Collective Questions – “How should we carry out performance appraisals?”

As well as providing legal representation and advice on employment law, we are often asked to assist organisations maximise employee performance. One of the topics we get asked about most is how to carry out a worthwhile performance appraisal.

At the outset, it is important to note that an appraisal by itself is not performance management. Performance management should be a day to day matter. Employees should not be surprised by comments from managers as part of their appraisal. If there are issues that the manager is not happy with, the employee should be aware of these before the formal appraisal meeting takes place. Similarly, if something the employee is doing is appreciated and adding value, the employee should be made aware of this on an informal basis and not just at the annual appraisal.

While performance management and development of people should be a day to day and week by week focus for leaders and managers, the performance appraisal process is an opportunity to have a more formal review of performance and to take a note of targets for the future.

Broadly speaking, performance appraisals should do two things:-

  1. Review performance / progress from the date of the last appraisal
  2. Agree targets for the future for review at the next appraisal

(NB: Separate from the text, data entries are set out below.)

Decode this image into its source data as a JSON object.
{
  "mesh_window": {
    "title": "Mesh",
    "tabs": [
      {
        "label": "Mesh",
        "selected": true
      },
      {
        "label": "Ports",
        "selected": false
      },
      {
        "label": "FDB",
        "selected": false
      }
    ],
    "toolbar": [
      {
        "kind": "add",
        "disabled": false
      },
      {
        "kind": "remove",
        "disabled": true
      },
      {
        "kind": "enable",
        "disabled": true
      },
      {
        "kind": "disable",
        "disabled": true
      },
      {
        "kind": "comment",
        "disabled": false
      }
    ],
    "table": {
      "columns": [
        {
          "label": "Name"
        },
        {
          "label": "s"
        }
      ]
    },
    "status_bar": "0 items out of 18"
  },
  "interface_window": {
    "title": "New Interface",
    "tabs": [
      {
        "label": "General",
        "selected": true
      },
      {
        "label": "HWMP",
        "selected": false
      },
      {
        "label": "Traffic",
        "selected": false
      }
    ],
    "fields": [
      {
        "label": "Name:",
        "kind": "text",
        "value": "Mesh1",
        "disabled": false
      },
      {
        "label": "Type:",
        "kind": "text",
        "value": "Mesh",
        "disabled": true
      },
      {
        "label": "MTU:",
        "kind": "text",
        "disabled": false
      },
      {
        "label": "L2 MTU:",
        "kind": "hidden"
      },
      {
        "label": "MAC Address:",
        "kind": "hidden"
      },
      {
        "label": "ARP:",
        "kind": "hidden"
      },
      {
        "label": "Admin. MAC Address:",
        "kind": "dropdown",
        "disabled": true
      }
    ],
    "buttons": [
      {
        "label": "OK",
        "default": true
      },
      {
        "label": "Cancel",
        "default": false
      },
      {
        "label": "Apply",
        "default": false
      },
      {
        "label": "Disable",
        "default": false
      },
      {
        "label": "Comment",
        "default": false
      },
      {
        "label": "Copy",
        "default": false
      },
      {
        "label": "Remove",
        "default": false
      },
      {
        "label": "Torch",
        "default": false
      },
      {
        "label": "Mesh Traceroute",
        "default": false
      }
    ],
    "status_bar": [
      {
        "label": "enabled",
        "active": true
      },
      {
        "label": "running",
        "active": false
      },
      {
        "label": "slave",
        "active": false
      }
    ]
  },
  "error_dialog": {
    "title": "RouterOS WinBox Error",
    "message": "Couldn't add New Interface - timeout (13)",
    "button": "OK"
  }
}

One of the most common questions around this issue is “do you have a form for a performance appraisal?” While appraisal forms can be useful, it should be noted that the form of the appraisal document is less important than ensuring that the process involves two-way communication between the appraiser and appraisee where the employee feels that they have been listened to and supported and any necessary interventions are identified and plans put in place. As long as that remains the focus, the appraisal process should be a positive experience for all concerned irrespective of what forms are filled in as part of the process.

Before the appraisal meeting

If there has been a prior appraisal, employees should be provided with a copy of the report from the last appraisal and asked to come to the meeting prepared to discuss what progress they feel has been made. Employees should also have the opportunity to comment on the performance of their department and to make suggestions for how things could be improved in the organisation as a whole.

The appraiser should take some time to reflect on his/her assessment of the employee’s performance, having considered the employee’s comments. Where possible, specific examples should be identified as they can help to achieve agreement on a matter that may otherwise prove difficult to find agreement on.

The appraisal meeting

The appraiser and appraisee should discuss the employees’ views on their performance and the appraiser should provide his or her own observations. Any objectives set in the past that have been met by the employee should be formally recognised and the reasons for any targets not met should be explored. Remember however that performance management is an ongoing process and the employee should already be aware if there are matters relating to their performance that need work and so nothing should come as a surprise to an employee in an appraisal meeting.

Where possible, agreement should be reached on targets and objectives going forward, to be kept under constant review and to be formally reviewed in the next appraisal process. Where possible, make aims / targets capable of objective assessment.

Any comments or suggestions that the employee has made regarding how the department or organisation is performing or could be improved should be discussed and, if appropriate, implemented.

After the appraisal meeting

It is important to ensure that any actions that are identified as required during the appraisal process are implemented as soon as possible. Communication should remain open and the appraiser should try to assist the employee in the weeks and months following the appraisal to meet the targets set. If the employee has made comments or suggestions that could benefit the whole department or organisation, consider implementing these.

A leader or manager conducting a performance appraisal should always ensure that the employee is encouraged to actively engage in the process for their own benefit and the benefit of the organisation. The employee should be given every opportunity to develop their skills and potential. It is also important that employees understand the important part that their role in the organisation has to play to the overall success of the organisation. By ensuring that these matters are at the heart of the appraisal process, an employer can help to make the process a positive one for all involved.

Collective Questions is intended as a guide and for general information only and is not a substitute for taking specific advice relating to your situation. For specific advice regarding this or any other issue relating to employing people, please do not hesitate to contact us.



One thought on “Collective Questions – “How should we carry out performance appraisals?”

  1. Dawn Baird

    Many employers approach the appraisal process as a box that needs ticked. Therefore, employees follow suit. It’s a false exercise.

    The smart employers make appraisal of performance, theirs and their employees, a year-round activity. It happens every day, week and month of the year. It’s ingrained into the fabric of the organisation. So, when a formal meeting, such as an official appraisal, happens, employees are able to speak more freely and 360 feedback happens. This enables change, growth and happier employees.

    There are hundreds of templates online. But there is no substitute for a manager being confident enough to allow an employee to bring, ask and answer their own questions. And, for a manager to do the same. That way, honesty is fostered from the top down, and leads to a more adaptable workforce.


Leave a Reply

Your email address will not be published. Required fields are marked *

You may use these HTML tags and attributes: <a href="" title=""> <abbr title=""> <acronym title=""> <b> <blockquote cite=""> <cite> <code> <del datetime=""> <em> <i> <q cite=""> <strike> <strong>